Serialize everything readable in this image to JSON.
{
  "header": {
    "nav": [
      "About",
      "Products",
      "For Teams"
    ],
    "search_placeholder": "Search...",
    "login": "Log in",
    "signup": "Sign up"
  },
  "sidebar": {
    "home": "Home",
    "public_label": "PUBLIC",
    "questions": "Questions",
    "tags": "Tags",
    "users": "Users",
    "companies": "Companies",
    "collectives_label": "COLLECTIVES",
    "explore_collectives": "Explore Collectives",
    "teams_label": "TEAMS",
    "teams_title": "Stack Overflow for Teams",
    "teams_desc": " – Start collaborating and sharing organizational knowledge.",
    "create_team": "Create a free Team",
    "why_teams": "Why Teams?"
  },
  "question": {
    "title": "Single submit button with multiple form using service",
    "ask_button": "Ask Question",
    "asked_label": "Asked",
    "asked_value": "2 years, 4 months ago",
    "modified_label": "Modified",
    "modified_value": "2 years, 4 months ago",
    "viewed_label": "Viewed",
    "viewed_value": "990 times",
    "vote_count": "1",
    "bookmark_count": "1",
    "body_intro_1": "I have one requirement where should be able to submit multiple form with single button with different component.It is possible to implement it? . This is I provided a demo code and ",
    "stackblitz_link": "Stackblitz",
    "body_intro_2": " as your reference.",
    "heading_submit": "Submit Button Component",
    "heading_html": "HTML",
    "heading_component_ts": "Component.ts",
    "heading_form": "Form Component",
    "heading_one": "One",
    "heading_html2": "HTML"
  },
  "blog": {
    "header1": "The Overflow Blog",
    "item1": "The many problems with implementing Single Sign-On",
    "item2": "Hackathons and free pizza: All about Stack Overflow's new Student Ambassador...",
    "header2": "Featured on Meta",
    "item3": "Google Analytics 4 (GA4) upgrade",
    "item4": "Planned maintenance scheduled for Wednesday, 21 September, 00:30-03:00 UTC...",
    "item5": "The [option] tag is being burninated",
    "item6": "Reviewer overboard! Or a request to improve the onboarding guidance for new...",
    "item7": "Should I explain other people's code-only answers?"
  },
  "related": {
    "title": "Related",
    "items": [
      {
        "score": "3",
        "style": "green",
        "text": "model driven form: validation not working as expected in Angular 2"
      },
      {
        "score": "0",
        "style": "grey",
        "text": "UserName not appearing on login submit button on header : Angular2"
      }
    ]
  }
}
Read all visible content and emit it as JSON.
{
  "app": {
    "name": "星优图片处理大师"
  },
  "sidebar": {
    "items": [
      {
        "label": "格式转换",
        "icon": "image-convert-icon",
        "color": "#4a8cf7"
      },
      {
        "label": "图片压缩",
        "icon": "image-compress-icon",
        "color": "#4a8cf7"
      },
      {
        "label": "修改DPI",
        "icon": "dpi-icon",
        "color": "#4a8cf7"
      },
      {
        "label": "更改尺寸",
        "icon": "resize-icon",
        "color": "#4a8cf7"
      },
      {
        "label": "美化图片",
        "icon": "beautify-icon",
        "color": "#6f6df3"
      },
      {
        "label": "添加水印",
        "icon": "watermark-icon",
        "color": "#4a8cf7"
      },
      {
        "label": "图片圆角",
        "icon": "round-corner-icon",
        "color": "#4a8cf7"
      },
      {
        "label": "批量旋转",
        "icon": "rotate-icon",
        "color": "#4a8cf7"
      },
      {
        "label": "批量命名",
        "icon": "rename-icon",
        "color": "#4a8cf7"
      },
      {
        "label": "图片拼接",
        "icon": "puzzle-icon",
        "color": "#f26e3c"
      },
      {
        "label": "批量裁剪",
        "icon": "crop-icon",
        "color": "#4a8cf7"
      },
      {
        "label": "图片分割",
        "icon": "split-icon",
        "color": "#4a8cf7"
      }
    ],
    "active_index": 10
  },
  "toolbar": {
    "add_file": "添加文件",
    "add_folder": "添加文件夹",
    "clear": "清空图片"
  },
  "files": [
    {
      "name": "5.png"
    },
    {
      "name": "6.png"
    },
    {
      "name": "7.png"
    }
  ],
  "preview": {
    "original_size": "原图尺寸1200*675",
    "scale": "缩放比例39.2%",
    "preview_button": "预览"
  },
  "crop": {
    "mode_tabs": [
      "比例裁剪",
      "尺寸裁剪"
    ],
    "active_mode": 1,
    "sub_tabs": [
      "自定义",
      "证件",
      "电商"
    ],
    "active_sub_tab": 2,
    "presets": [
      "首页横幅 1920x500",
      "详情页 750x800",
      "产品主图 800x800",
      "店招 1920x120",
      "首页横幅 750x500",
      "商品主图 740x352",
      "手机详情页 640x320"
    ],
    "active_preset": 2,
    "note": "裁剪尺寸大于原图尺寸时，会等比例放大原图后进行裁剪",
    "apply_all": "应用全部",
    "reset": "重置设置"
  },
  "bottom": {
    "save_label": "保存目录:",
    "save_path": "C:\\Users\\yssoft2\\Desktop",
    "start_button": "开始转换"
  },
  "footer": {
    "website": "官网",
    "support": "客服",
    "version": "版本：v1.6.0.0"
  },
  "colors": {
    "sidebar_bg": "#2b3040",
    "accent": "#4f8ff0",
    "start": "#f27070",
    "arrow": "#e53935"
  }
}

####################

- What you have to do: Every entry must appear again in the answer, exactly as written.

- Answer to the problem:
Serialize everything readable in this image to JSON.
{
  "header": {
    "nav": [
      "About",
      "Products",
      "For Teams"
    ],
    "search_placeholder": "Search...",
    "login": "Log in",
    "signup": "Sign up"
  },
  "sidebar": {
    "home": "Home",
    "public_label": "PUBLIC",
    "questions": "Questions",
    "tags": "Tags",
    "users": "Users",
    "companies": "Companies",
    "collectives_label": "COLLECTIVES",
    "explore_collectives": "Explore Collectives",
    "teams_label": "TEAMS",
    "teams_title": "Stack Overflow for Teams",
    "teams_desc": " – Start collaborating and sharing organizational knowledge.",
    "create_team": "Create a free Team",
    "why_teams": "Why Teams?"
  },
  "question": {
    "title": "Single submit button with multiple form using service",
    "ask_button": "Ask Question",
    "asked_label": "Asked",
    "asked_value": "2 years, 4 months ago",
    "modified_label": "Modified",
    "modified_value": "2 years, 4 months ago",
    "viewed_label": "Viewed",
    "viewed_value": "990 times",
    "vote_count": "1",
    "bookmark_count": "1",
    "body_intro_1": "I have one requirement where should be able to submit multiple form with single button with different component.It is possible to implement it? . This is I provided a demo code and ",
    "stackblitz_link": "Stackblitz",
    "body_intro_2": " as your reference.",
    "heading_submit": "Submit Button Component",
    "heading_html": "HTML",
    "heading_component_ts": "Component.ts",
    "heading_form": "Form Component",
    "heading_one": "One",
    "heading_html2": "HTML"
  },
  "blog": {
    "header1": "The Overflow Blog",
    "item1": "The many problems with implementing Single Sign-On",
    "item2": "Hackathons and free pizza: All about Stack Overflow's new Student Ambassador...",
    "header2": "Featured on Meta",
    "item3": "Google Analytics 4 (GA4) upgrade",
    "item4": "Planned maintenance scheduled for Wednesday, 21 September, 00:30-03:00 UTC...",
    "item5": "The [option] tag is being burninated",
    "item6": "Reviewer overboard! Or a request to improve the onboarding guidance for new...",
    "item7": "Should I explain other people's code-only answers?"
  },
  "related": {
    "title": "Related",
    "items": [
      {
        "score": "3",
        "style": "green",
        "text": "model driven form: validation not working as expected in Angular 2"
      },
      {
        "score": "0",
        "style": "grey",
        "text": "UserName not appearing on login submit button on header : Angular2"
      }
    ]
  }
}
Read all visible content and emit it as JSON.
{
  "app": {
    "name": "星优图片处理大师"
  },
  "sidebar": {
    "items": [
      {
        "label": "格式转换",
        "icon": "image-convert-icon",
        "color": "#4a8cf7"
      },
      {
        "label": "图片压缩",
        "icon": "image-compress-icon",
        "color": "#4a8cf7"
      },
      {
        "label": "修改DPI",
        "icon": "dpi-icon",
        "color": "#4a8cf7"
      },
      {
        "label": "更改尺寸",
        "icon": "resize-icon",
        "color": "#4a8cf7"
      },
      {
        "label": "美化图片",
        "icon": "beautify-icon",
        "color": "#6f6df3"
      },
      {
        "label": "添加水印",
        "icon": "watermark-icon",
        "color": "#4a8cf7"
      },
      {
        "label": "图片圆角",
        "icon": "round-corner-icon",
        "color": "#4a8cf7"
      },
      {
        "label": "批量旋转",
        "icon": "rotate-icon",
        "color": "#4a8cf7"
      },
      {
        "label": "批量命名",
        "icon": "rename-icon",
        "color": "#4a8cf7"
      },
      {
        "label": "图片拼接",
        "icon": "puzzle-icon",
        "color": "#f26e3c"
      },
      {
        "label": "批量裁剪",
        "icon": "crop-icon",
        "color": "#4a8cf7"
      },
      {
        "label": "图片分割",
        "icon": "split-icon",
        "color": "#4a8cf7"
      }
    ],
    "active_index": 10
  },
  "toolbar": {
    "add_file": "添加文件",
    "add_folder": "添加文件夹",
    "clear": "清空图片"
  },
  "files": [
    {
      "name": "5.png"
    },
    {
      "name": "6.png"
    },
    {
      "name": "7.png"
    }
  ],
  "preview": {
    "original_size": "原图尺寸1200*675",
    "scale": "缩放比例39.2%",
    "preview_button": "预览"
  },
  "crop": {
    "mode_tabs": [
      "比例裁剪",
      "尺寸裁剪"
    ],
    "active_mode": 1,
    "sub_tabs": [
      "自定义",
      "证件",
      "电商"
    ],
    "active_sub_tab": 2,
    "presets": [
      "首页横幅 1920x500",
      "详情页 750x800",
      "产品主图 800x800",
      "店招 1920x120",
      "首页横幅 750x500",
      "商品主图 740x352",
      "手机详情页 640x320"
    ],
    "active_preset": 2,
    "note": "裁剪尺寸大于原图尺寸时，会等比例放大原图后进行裁剪",
    "apply_all": "应用全部",
    "reset": "重置设置"
  },
  "bottom": {
    "save_label": "保存目录:",
    "save_path": "C:\\Users\\yssoft2\\Desktop",
    "start_button": "开始转换"
  },
  "footer": {
    "website": "官网",
    "support": "客服",
    "version": "版本：v1.6.0.0"
  },
  "colors": {
    "sidebar_bg": "#2b3040",
    "accent": "#4f8ff0",
    "start": "#f27070",
    "arrow": "#e53935"
  }
}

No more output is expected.